◆ **Supplied entries**

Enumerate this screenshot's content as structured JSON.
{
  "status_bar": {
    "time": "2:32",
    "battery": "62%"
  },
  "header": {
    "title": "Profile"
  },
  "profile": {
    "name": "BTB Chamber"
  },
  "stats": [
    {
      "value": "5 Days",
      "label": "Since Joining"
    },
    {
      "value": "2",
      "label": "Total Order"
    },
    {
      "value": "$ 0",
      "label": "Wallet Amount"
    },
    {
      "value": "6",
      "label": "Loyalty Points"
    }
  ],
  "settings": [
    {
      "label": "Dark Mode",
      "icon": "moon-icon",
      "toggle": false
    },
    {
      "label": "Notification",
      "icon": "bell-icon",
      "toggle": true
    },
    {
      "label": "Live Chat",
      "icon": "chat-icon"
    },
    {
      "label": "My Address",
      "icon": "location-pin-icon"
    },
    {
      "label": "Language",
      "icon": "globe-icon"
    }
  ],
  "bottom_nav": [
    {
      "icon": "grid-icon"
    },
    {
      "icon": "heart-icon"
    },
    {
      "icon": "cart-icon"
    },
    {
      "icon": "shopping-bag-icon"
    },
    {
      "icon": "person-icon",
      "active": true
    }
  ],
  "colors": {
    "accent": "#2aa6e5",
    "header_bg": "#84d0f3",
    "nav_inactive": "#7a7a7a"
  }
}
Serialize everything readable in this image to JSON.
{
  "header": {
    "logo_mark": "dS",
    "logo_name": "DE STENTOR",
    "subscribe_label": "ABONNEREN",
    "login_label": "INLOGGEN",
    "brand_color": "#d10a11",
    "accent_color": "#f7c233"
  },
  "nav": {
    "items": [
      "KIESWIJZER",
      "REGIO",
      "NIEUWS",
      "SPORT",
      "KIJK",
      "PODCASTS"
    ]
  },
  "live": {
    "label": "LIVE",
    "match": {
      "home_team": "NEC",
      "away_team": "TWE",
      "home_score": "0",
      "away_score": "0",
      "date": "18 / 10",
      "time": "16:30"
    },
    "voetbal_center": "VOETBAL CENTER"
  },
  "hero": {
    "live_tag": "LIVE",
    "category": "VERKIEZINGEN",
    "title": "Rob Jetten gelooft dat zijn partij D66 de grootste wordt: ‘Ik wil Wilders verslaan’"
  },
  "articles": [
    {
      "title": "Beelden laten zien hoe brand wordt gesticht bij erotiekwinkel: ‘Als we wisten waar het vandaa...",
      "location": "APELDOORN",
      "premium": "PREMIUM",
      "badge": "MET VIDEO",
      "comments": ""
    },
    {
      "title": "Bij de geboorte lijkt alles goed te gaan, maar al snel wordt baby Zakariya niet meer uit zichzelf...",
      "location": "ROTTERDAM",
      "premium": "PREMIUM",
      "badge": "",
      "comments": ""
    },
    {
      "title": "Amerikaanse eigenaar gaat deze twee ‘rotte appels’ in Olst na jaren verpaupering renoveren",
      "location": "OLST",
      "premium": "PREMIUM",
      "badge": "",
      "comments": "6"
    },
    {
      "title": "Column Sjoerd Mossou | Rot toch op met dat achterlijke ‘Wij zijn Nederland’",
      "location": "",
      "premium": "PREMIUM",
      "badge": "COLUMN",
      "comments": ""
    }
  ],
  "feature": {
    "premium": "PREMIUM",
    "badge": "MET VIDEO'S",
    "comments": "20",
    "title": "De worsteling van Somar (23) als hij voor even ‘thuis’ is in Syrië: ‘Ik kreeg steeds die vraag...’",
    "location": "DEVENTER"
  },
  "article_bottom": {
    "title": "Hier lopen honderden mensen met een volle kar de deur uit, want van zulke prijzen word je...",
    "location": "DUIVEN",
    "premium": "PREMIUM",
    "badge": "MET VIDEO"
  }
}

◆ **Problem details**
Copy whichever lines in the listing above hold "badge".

◆ **Task solution**
      "badge": "MET VIDEO",
      "badge": "",
      "badge": "",
      "badge": "COLUMN",
    "badge": "MET VIDEO'S",
    "badge": "MET VIDEO"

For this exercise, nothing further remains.